What is it?
Even more importantly than being a rival for added-desirability executive options such as the Audi A5 Sportback and a replacement for the old Volkswagen Passat-based CC, that is what the Arteon five-door hatchback represents. Except that Volkswagen calls this a ‘fastback’ because hatchbacks are, by and large, smaller, cheaper and far more ordinary. Of course they are. ‘Fastback’ executive cars are special; instantly much more appealing than a saloon with an otherwise mainstream badge might have been. Remember the Rover 800?
Where the Arteon leads, at least in styling terms, much of the rest of the Volkswagen passenger car range will follow. Let’s wait and see if that’s necessarily good news. The Arteon’s grille and headlight styling will be particularly influential, Volkswagen says. The way those horizontal grille bars run seamlessly into the headlights is intended to make the front end seem wider and more impactful, helping to give this practical five-seater the visual presence of a sports car. Those curvy rear haunches, blistered wheel arches and sharp body creases are there to achieve the same effect. Likewise the availability of optional 20in alloy wheels for those who want them (naturally, Volkswagen did want them for the cars it used for its press demonstration drives).
It’s at this point that a diplomatic reviewer would normally reserve judgement on a car’s aesthetics and crack directly on with matters less subjective.
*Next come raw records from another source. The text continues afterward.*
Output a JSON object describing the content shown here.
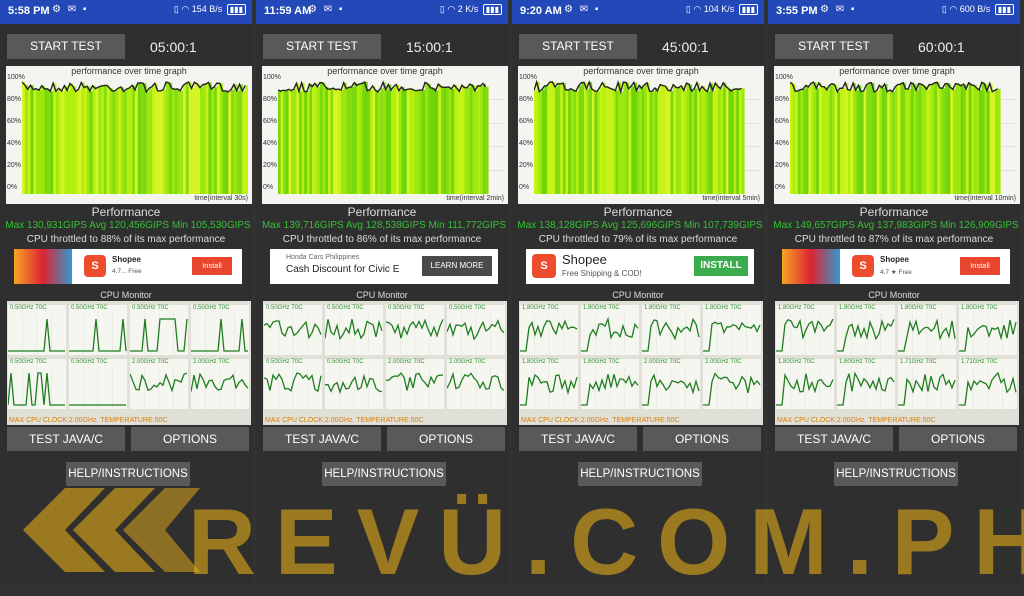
{
  "panels": [
    {
      "status_time": "5:58 PM",
      "status_right": "154 B/s",
      "battery": "",
      "start_label": "START TEST",
      "timer": "05:00:1",
      "graph_title": "performance over time graph",
      "interval": "time(interval 30s)",
      "perf_heading": "Performance",
      "perf_values": "Max 130,931GIPS  Avg 120,456GIPS  Min 105,530GIPS",
      "throttle": "CPU throttled to 88% of its max performance",
      "ad": {
        "brand": "Shopee",
        "sub": "4.7... Free",
        "cta": "Install",
        "style": "small"
      },
      "cpu_monitor": "CPU Monitor",
      "cores": [
        {
          "label": "0.50GHz   T0C"
        },
        {
          "label": "0.50GHz   T0C"
        },
        {
          "label": "0.50GHz   T0C"
        },
        {
          "label": "0.50GHz   T0C"
        },
        {
          "label": "0.50GHz   T0C"
        },
        {
          "label": "0.50GHz   T0C"
        },
        {
          "label": "2.00GHz   T0C"
        },
        {
          "label": "2.00GHz   T0C"
        }
      ],
      "max_clock": "MAX CPU CLOCK:2.00GHz, TEMPERATURE:50C",
      "java_label": "TEST JAVA/C",
      "options_label": "OPTIONS",
      "help_label": "HELP/INSTRUCTIONS",
      "fill": 1.0
    },
    {
      "status_time": "11:59 AM",
      "status_right": "2 K/s",
      "battery": "",
      "start_label": "START TEST",
      "timer": "15:00:1",
      "graph_title": "performance over time graph",
      "interval": "time(interval 2min)",
      "perf_heading": "Performance",
      "perf_values": "Max 139,716GIPS  Avg 128,538GIPS  Min 111,772GIPS",
      "throttle": "CPU throttled to 86% of its max performance",
      "ad": {
        "brand": "Honda Cars Philippines",
        "sub": "Cash Discount for Civic E",
        "cta": "LEARN MORE",
        "style": "honda"
      },
      "cpu_monitor": "CPU Monitor",
      "cores": [
        {
          "label": "0.50GHz   T0C"
        },
        {
          "label": "0.50GHz   T0C"
        },
        {
          "label": "0.50GHz   T0C"
        },
        {
          "label": "0.50GHz   T0C"
        },
        {
          "label": "0.50GHz   T0C"
        },
        {
          "label": "0.50GHz   T0C"
        },
        {
          "label": "2.00GHz   T0C"
        },
        {
          "label": "2.00GHz   T0C"
        }
      ],
      "max_clock": "MAX CPU CLOCK:2.00GHz, TEMPERATURE:50C",
      "java_label": "TEST JAVA/C",
      "options_label": "OPTIONS",
      "help_label": "HELP/INSTRUCTIONS",
      "fill": 0.93
    },
    {
      "status_time": "9:20 AM",
      "status_right": "104 K/s",
      "battery": "",
      "start_label": "START TEST",
      "timer": "45:00:1",
      "graph_title": "performance over time graph",
      "interval": "time(interval 5min)",
      "perf_heading": "Performance",
      "perf_values": "Max 138,128GIPS  Avg 125,696GIPS  Min 107,739GIPS",
      "throttle": "CPU throttled to 79% of its max performance",
      "ad": {
        "brand": "Shopee",
        "sub": "Free Shipping & COD!",
        "cta": "INSTALL",
        "style": "big"
      },
      "cpu_monitor": "CPU Monitor",
      "cores": [
        {
          "label": "1.80GHz   T0C"
        },
        {
          "label": "1.80GHz   T0C"
        },
        {
          "label": "1.80GHz   T0C"
        },
        {
          "label": "1.80GHz   T0C"
        },
        {
          "label": "1.80GHz   T0C"
        },
        {
          "label": "1.80GHz   T0C"
        },
        {
          "label": "2.00GHz   T0C"
        },
        {
          "label": "2.00GHz   T0C"
        }
      ],
      "max_clock": "MAX CPU CLOCK:2.00GHz, TEMPERATURE:50C",
      "java_label": "TEST JAVA/C",
      "options_label": "OPTIONS",
      "help_label": "HELP/INSTRUCTIONS",
      "fill": 0.93
    },
    {
      "status_time": "3:55 PM",
      "status_right": "600 B/s",
      "battery": "",
      "start_label": "START TEST",
      "timer": "60:00:1",
      "graph_title": "performance over time graph",
      "interval": "time(interval 10min)",
      "perf_heading": "Performance",
      "perf_values": "Max 149,657GIPS  Avg 137,983GIPS  Min 126,909GIPS",
      "throttle": "CPU throttled to 87% of its max performance",
      "ad": {
        "brand": "Shopee",
        "sub": "4.7 ★ Free",
        "cta": "Install",
        "style": "small2"
      },
      "cpu_monitor": "CPU Monitor",
      "cores": [
        {
          "label": "1.80GHz   T0C"
        },
        {
          "label": "1.80GHz   T0C"
        },
        {
          "label": "1.80GHz   T0C"
        },
        {
          "label": "1.80GHz   T0C"
        },
        {
          "label": "1.80GHz   T0C"
        },
        {
          "label": "1.80GHz   T0C"
        },
        {
          "label": "1.71GHz   T0C"
        },
        {
          "label": "1.71GHz   T0C"
        }
      ],
      "max_clock": "MAX CPU CLOCK:2.00GHz, TEMPERATURE:50C",
      "java_label": "TEST JAVA/C",
      "options_label": "OPTIONS",
      "help_label": "HELP/INSTRUCTIONS",
      "fill": 0.93
    }
  ],
  "y_ticks": [
    "100%",
    "80%",
    "60%",
    "40%",
    "20%",
    "0%"
  ],
  "watermark": "REVÜ.COM.PH",
  "colors": {
    "accent_green": "#35c035",
    "status_blue": "#2348b8",
    "watermark_gold": "#ffbe14",
    "ad_orange": "#ee4d2d"
  }
}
I’m not going to do that because it would be to ignore what ought to be one of the chief selling points of any car in this part of the executive car market; arguably an even more important one, too, in a Volkswagen starting at something of a disadvantage on brand allure when judged against many of its peers.
In the metal, the Arteon is short on visual charisma and distinctiveness to my eyes; it’s smart enough, if a bit unimaginative and half-hearted. You can make your own mind up, of course. But having been down this road once before with the Passat CC and seen others follow its lead, I think Volkswagen should have known that it would take more than a plunging roofline and some frameless doors to make this car really stand out.